Linked to Cancer Risk if Used With High Heat
If you’ve ever fried foods, you know that using oil to fry foods often produces an unpleasant odor. Those fumes that spread through your kitchen when you cook with oil contain chemicals, like aldehydes. These chemicals are carcinogenic, according to a study published in October 2016 in the Journal of Hazardous Materials.
According to a study that compared different cooking oils and methods, cooking at high heat with sunflower oil results in the highest aldehyde release. The more heat the sunflower oil is exposed to, the more aldehydes are released. This makes some people believe that sunflower oil is bad for you, because of the side effects it can cause. To avoid these, you can use gentle cooking methods, like stir-frying, according to the study authors. To sear or brown foods, use high-oleic sunflower oil, as advised by the Cleveland Clinic.
It is obvious that how healthy sunflower oil is dependent on a number of factors including; its fatty acid composition, how it was processed and stored, and the use to which it is put.
When selecting sunflower oil, we advise you to go for healthy high oleic sunflower oil for cooking and medicine. The oil is rich in high oleic acid meaning mono-unsaturated fats constitute approximately 70% of the fatty acid composition. As a result, the oil will be more stable during cooking and will provide a more heart-friendly type of unsaturated fats.
Using sunflower oil in small amounts for short and low-heat cooking will give the best benefits possible. You may also vary your oil consumption with other varieties like soybean, olive, avocado, and rapeseed which may provide a better balance to your diet. It should be noted that sunflower oil should never be re-used as this may trigger the release of harmful chemicals. As such, discard any residual sunflower oil immediately after use.

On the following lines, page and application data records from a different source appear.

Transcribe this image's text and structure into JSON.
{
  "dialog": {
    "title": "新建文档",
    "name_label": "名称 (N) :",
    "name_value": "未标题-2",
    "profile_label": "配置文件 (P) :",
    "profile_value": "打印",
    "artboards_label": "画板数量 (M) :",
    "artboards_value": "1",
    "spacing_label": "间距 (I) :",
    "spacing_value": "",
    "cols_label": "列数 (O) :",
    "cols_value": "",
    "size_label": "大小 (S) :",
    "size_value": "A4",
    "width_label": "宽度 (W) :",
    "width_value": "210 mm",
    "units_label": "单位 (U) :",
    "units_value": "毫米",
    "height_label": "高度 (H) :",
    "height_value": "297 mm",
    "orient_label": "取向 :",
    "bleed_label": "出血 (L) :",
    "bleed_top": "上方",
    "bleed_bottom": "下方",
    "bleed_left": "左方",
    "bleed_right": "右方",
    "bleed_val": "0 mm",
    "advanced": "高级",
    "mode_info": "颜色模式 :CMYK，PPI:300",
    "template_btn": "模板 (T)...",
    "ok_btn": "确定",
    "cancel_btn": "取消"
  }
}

For those who have an allergy to plants in the Asteraceae family, such as chrysanthemums, marigolds, and daisies, you should consult your healthcare professional for guidance.